*Exercise brief*.
Across all the entries, how many lines hold "header"? Answer with that number and nothing else.
╭─ Extracted information
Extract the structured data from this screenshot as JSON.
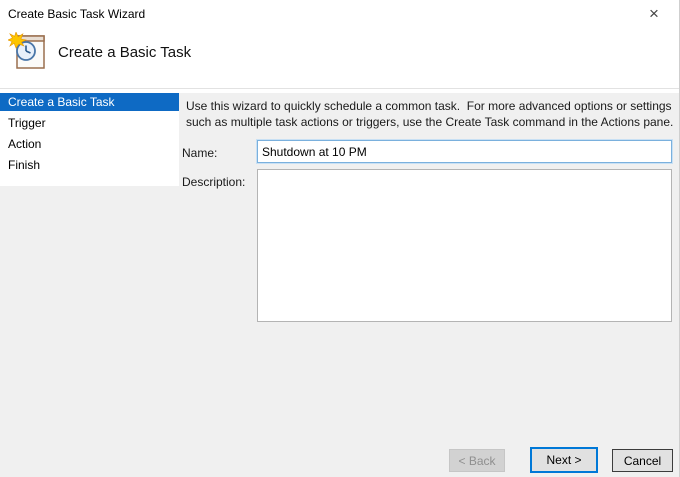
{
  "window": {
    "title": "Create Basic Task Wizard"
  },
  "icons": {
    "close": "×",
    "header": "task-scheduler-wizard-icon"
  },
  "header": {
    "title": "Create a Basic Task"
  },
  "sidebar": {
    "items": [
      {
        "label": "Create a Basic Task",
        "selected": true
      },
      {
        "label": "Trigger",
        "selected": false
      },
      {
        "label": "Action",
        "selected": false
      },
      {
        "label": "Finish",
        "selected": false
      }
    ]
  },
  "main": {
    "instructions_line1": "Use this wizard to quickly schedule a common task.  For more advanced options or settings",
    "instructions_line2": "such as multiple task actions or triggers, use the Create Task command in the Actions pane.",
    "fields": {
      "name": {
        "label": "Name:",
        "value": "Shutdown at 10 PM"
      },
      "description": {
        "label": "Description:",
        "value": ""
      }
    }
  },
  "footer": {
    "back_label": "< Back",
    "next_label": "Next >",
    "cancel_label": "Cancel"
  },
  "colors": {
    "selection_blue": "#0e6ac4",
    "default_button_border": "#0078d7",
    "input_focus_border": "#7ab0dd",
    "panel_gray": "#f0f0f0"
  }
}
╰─
*Written answer*.
2